- TASK STATEMENT: Please print the records below exactly as they are written.

- ENTRIES SHOWN:
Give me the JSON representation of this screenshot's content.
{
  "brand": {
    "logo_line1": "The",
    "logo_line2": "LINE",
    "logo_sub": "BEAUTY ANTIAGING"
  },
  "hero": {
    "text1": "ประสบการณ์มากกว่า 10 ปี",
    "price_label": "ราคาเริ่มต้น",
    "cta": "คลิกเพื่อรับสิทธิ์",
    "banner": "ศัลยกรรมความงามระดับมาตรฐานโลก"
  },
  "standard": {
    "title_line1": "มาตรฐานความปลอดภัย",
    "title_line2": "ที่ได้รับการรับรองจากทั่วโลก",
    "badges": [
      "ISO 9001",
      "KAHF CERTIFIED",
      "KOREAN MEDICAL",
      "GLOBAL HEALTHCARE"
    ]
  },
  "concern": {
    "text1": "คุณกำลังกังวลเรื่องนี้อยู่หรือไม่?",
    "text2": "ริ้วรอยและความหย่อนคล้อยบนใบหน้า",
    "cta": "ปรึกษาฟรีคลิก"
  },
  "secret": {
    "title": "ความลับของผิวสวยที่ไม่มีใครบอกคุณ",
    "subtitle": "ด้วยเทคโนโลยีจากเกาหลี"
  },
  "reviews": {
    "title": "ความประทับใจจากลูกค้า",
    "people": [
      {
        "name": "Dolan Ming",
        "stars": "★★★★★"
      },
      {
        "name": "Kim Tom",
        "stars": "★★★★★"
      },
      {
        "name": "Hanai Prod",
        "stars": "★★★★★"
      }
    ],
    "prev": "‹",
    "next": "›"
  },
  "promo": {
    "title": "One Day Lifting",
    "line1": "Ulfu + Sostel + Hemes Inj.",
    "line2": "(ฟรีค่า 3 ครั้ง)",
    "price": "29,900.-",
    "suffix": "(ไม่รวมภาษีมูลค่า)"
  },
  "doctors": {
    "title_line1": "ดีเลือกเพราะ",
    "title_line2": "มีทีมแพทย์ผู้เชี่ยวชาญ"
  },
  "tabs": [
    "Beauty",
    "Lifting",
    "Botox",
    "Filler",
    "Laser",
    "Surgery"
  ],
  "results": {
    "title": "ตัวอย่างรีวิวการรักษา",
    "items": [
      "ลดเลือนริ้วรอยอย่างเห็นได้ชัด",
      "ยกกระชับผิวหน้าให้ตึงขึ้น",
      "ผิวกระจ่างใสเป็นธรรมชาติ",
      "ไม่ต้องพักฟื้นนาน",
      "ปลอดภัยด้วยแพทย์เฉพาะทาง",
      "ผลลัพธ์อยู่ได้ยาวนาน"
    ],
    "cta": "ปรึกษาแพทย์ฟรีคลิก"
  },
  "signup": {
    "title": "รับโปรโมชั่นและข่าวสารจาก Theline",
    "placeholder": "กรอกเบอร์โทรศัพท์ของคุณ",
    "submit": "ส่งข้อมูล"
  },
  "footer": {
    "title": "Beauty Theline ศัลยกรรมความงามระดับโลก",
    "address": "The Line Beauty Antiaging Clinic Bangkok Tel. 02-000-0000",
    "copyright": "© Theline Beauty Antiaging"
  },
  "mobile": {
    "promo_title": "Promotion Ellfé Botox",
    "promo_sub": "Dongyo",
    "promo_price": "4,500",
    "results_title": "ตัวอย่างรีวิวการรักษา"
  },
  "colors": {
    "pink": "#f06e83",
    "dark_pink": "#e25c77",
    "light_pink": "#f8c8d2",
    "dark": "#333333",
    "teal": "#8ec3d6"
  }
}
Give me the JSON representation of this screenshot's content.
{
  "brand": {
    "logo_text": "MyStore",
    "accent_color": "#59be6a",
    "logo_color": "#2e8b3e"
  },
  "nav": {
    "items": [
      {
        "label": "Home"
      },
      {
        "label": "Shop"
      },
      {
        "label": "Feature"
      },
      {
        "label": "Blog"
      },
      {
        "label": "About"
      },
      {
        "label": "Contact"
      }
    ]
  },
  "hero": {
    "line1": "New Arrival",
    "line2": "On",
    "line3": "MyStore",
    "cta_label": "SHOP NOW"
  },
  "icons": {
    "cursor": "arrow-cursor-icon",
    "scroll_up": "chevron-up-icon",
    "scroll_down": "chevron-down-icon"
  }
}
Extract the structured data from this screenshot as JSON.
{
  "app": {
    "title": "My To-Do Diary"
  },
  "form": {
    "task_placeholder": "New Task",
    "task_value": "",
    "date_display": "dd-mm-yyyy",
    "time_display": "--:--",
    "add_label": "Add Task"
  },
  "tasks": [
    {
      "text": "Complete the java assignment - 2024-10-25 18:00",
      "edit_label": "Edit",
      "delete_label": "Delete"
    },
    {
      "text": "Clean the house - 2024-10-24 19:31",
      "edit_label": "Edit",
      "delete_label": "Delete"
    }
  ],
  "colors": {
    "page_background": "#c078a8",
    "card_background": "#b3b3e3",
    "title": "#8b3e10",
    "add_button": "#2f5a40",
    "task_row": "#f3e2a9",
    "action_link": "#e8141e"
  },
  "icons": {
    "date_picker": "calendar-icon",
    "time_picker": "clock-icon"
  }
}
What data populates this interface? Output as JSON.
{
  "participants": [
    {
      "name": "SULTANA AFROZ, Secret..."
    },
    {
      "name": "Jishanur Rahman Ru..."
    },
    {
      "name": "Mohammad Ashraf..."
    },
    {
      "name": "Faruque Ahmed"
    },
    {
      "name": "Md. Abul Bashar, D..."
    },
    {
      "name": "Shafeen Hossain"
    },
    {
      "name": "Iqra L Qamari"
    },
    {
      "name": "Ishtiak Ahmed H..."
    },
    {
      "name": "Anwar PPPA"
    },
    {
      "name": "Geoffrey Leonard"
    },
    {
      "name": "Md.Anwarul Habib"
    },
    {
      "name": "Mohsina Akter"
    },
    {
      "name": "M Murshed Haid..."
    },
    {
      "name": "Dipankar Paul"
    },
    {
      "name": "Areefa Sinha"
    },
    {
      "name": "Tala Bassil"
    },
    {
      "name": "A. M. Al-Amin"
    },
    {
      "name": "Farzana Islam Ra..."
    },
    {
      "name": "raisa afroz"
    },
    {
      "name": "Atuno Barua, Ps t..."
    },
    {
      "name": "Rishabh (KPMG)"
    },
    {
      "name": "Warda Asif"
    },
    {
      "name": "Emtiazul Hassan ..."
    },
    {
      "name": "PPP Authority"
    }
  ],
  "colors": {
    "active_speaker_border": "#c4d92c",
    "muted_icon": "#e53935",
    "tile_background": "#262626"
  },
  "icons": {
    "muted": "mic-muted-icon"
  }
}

- SOLUTION:
Give me the JSON representation of this screenshot's content.
{
  "brand": {
    "logo_line1": "The",
    "logo_line2": "LINE",
    "logo_sub": "BEAUTY ANTIAGING"
  },
  "hero": {
    "text1": "ประสบการณ์มากกว่า 10 ปี",
    "price_label": "ราคาเริ่มต้น",
    "cta": "คลิกเพื่อรับสิทธิ์",
    "banner": "ศัลยกรรมความงามระดับมาตรฐานโลก"
  },
  "standard": {
    "title_line1": "มาตรฐานความปลอดภัย",
    "title_line2": "ที่ได้รับการรับรองจากทั่วโลก",
    "badges": [
      "ISO 9001",
      "KAHF CERTIFIED",
      "KOREAN MEDICAL",
      "GLOBAL HEALTHCARE"
    ]
  },
  "concern": {
    "text1": "คุณกำลังกังวลเรื่องนี้อยู่หรือไม่?",
    "text2": "ริ้วรอยและความหย่อนคล้อยบนใบหน้า",
    "cta": "ปรึกษาฟรีคลิก"
  },
  "secret": {
    "title": "ความลับของผิวสวยที่ไม่มีใครบอกคุณ",
    "subtitle": "ด้วยเทคโนโลยีจากเกาหลี"
  },
  "reviews": {
    "title": "ความประทับใจจากลูกค้า",
    "people": [
      {
        "name": "Dolan Ming",
        "stars": "★★★★★"
      },
      {
        "name": "Kim Tom",
        "stars": "★★★★★"
      },
      {
        "name": "Hanai Prod",
        "stars": "★★★★★"
      }
    ],
    "prev": "‹",
    "next": "›"
  },
  "promo": {
    "title": "One Day Lifting",
    "line1": "Ulfu + Sostel + Hemes Inj.",
    "line2": "(ฟรีค่า 3 ครั้ง)",
    "price": "29,900.-",
    "suffix": "(ไม่รวมภาษีมูลค่า)"
  },
  "doctors": {
    "title_line1": "ดีเลือกเพราะ",
    "title_line2": "มีทีมแพทย์ผู้เชี่ยวชาญ"
  },
  "tabs": [
    "Beauty",
    "Lifting",
    "Botox",
    "Filler",
    "Laser",
    "Surgery"
  ],
  "results": {
    "title": "ตัวอย่างรีวิวการรักษา",
    "items": [
      "ลดเลือนริ้วรอยอย่างเห็นได้ชัด",
      "ยกกระชับผิวหน้าให้ตึงขึ้น",
      "ผิวกระจ่างใสเป็นธรรมชาติ",
      "ไม่ต้องพักฟื้นนาน",
      "ปลอดภัยด้วยแพทย์เฉพาะทาง",
      "ผลลัพธ์อยู่ได้ยาวนาน"
    ],
    "cta": "ปรึกษาแพทย์ฟรีคลิก"
  },
  "signup": {
    "title": "รับโปรโมชั่นและข่าวสารจาก Theline",
    "placeholder": "กรอกเบอร์โทรศัพท์ของคุณ",
    "submit": "ส่งข้อมูล"
  },
  "footer": {
    "title": "Beauty Theline ศัลยกรรมความงามระดับโลก",
    "address": "The Line Beauty Antiaging Clinic Bangkok Tel. 02-000-0000",
    "copyright": "© Theline Beauty Antiaging"
  },
  "mobile": {
    "promo_title": "Promotion Ellfé Botox",
    "promo_sub": "Dongyo",
    "promo_price": "4,500",
    "results_title": "ตัวอย่างรีวิวการรักษา"
  },
  "colors": {
    "pink": "#f06e83",
    "dark_pink": "#e25c77",
    "light_pink": "#f8c8d2",
    "dark": "#333333",
    "teal": "#8ec3d6"
  }
}
Give me the JSON representation of this screenshot's content.
{
  "brand": {
    "logo_text": "MyStore",
    "accent_color": "#59be6a",
    "logo_color": "#2e8b3e"
  },
  "nav": {
    "items": [
      {
        "label": "Home"
      },
      {
        "label": "Shop"
      },
      {
        "label": "Feature"
      },
      {
        "label": "Blog"
      },
      {
        "label": "About"
      },
      {
        "label": "Contact"
      }
    ]
  },
  "hero": {
    "line1": "New Arrival",
    "line2": "On",
    "line3": "MyStore",
    "cta_label": "SHOP NOW"
  },
  "icons": {
    "cursor": "arrow-cursor-icon",
    "scroll_up": "chevron-up-icon",
    "scroll_down": "chevron-down-icon"
  }
}
Extract the structured data from this screenshot as JSON.
{
  "app": {
    "title": "My To-Do Diary"
  },
  "form": {
    "task_placeholder": "New Task",
    "task_value": "",
    "date_display": "dd-mm-yyyy",
    "time_display": "--:--",
    "add_label": "Add Task"
  },
  "tasks": [
    {
      "text": "Complete the java assignment - 2024-10-25 18:00",
      "edit_label": "Edit",
      "delete_label": "Delete"
    },
    {
      "text": "Clean the house - 2024-10-24 19:31",
      "edit_label": "Edit",
      "delete_label": "Delete"
    }
  ],
  "colors": {
    "page_background": "#c078a8",
    "card_background": "#b3b3e3",
    "title": "#8b3e10",
    "add_button": "#2f5a40",
    "task_row": "#f3e2a9",
    "action_link": "#e8141e"
  },
  "icons": {
    "date_picker": "calendar-icon",
    "time_picker": "clock-icon"
  }
}
What data populates this interface? Output as JSON.
{
  "participants": [
    {
      "name": "SULTANA AFROZ, Secret..."
    },
    {
      "name": "Jishanur Rahman Ru..."
    },
    {
      "name": "Mohammad Ashraf..."
    },
    {
      "name": "Faruque Ahmed"
    },
    {
      "name": "Md. Abul Bashar, D..."
    },
    {
      "name": "Shafeen Hossain"
    },
    {
      "name": "Iqra L Qamari"
    },
    {
      "name": "Ishtiak Ahmed H..."
    },
    {
      "name": "Anwar PPPA"
    },
    {
      "name": "Geoffrey Leonard"
    },
    {
      "name": "Md.Anwarul Habib"
    },
    {
      "name": "Mohsina Akter"
    },
    {
      "name": "M Murshed Haid..."
    },
    {
      "name": "Dipankar Paul"
    },
    {
      "name": "Areefa Sinha"
    },
    {
      "name": "Tala Bassil"
    },
    {
      "name": "A. M. Al-Amin"
    },
    {
      "name": "Farzana Islam Ra..."
    },
    {
      "name": "raisa afroz"
    },
    {
      "name": "Atuno Barua, Ps t..."
    },
    {
      "name": "Rishabh (KPMG)"
    },
    {
      "name": "Warda Asif"
    },
    {
      "name": "Emtiazul Hassan ..."
    },
    {
      "name": "PPP Authority"
    }
  ],
  "colors": {
    "active_speaker_border": "#c4d92c",
    "muted_icon": "#e53935",
    "tile_background": "#262626"
  },
  "icons": {
    "muted": "mic-muted-icon"
  }
}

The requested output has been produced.